Marino, who holds the career records for yards passing, completions and touchdown passes, spent his entire 16-season career with the Miami Dolphins. Young, who began his career in the USFL, played first in the NFL for Tampa Bay, then starred with San Francisco, setting a record for touchdown passes in a Super Bowl with six in the 1995 game. Irvin starred for the Dallas teams that won three Super Bowls in four seasons in the 1990s.
Other first-time nominees include Dan Reeves, who coached Denver to three Super Bowls and Atlanta to another; guard Nate Newton, who played with Irvin on the Dallas Super Bowl teams; defensive lineman Charles Haley, who was on Super Bowl winners with both San Francisco and Dallas; the late Derrick Thomas, who starred at linebacker for Kansas City; Kevin Greene, a pass-rushing star with several teams; and safety Steve Atwater, who starred for Denver in the ’80s and 90s.

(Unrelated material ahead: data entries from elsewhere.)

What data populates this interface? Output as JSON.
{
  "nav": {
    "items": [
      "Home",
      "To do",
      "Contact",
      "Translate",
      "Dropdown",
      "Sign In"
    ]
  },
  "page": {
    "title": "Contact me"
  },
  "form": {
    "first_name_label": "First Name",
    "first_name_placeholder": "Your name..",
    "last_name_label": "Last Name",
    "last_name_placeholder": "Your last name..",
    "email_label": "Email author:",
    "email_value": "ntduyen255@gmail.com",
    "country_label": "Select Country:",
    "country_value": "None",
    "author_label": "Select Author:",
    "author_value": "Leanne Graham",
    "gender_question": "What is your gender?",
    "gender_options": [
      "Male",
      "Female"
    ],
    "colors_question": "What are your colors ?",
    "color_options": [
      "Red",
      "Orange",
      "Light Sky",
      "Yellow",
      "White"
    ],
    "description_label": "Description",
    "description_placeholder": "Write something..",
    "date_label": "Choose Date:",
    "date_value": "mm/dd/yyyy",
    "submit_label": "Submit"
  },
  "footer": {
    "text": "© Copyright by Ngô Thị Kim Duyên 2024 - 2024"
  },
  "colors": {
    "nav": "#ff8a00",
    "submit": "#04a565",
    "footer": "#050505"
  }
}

The list of 89 will be narrowed first to 25 semifinalists and then to 13 finalists. The 13 finalists will be joined by Bennie Friedman and Fritz Pollard, who were chosen last summer as the nominees of the old-timers committee. A maximum of six can be elected in final voting on Feb. 5. Inductions are next summer.
An impressive group–even more so than usual. I would think Marino, Young, and Haley to be stone cold locks for first ballot selection. Marino has almost every passing record in NFL history. Young has one of the highest passing raters ever and was a Super Bowl MVP. Haley has five Super Bowl rings. Tagliabue has ably filled Pete Roselle’s gigantic shoes and will certainly be inducted eventually. Irvin was a superstar receiver and was the acknowledged leader of a team that won three Super Bowls in four years. He clearly deserves to be in the Hall, but was considered something of a problem off the field–although not by today’s standards–and his statistics may be overshadowed by others. Thomas will be be inducted–sadly, posthumously–not only for his terrific on-the-field performance but because he was so well liked and admired off the field. Greene and Atwater are clearly in a second tier compared to those guys but were among the dominant defensive players of the 1990s. I don’t know much about Friedman and Pollard and really have no opinion on their worthiness. On the one hand, I’m dubious of old timer’s committee nominees, on the theory that they didn’t get inducted in their day for a reason. On the other, there are several Dallas Cowboys from the 1970s that should be in the Hall but aren’t.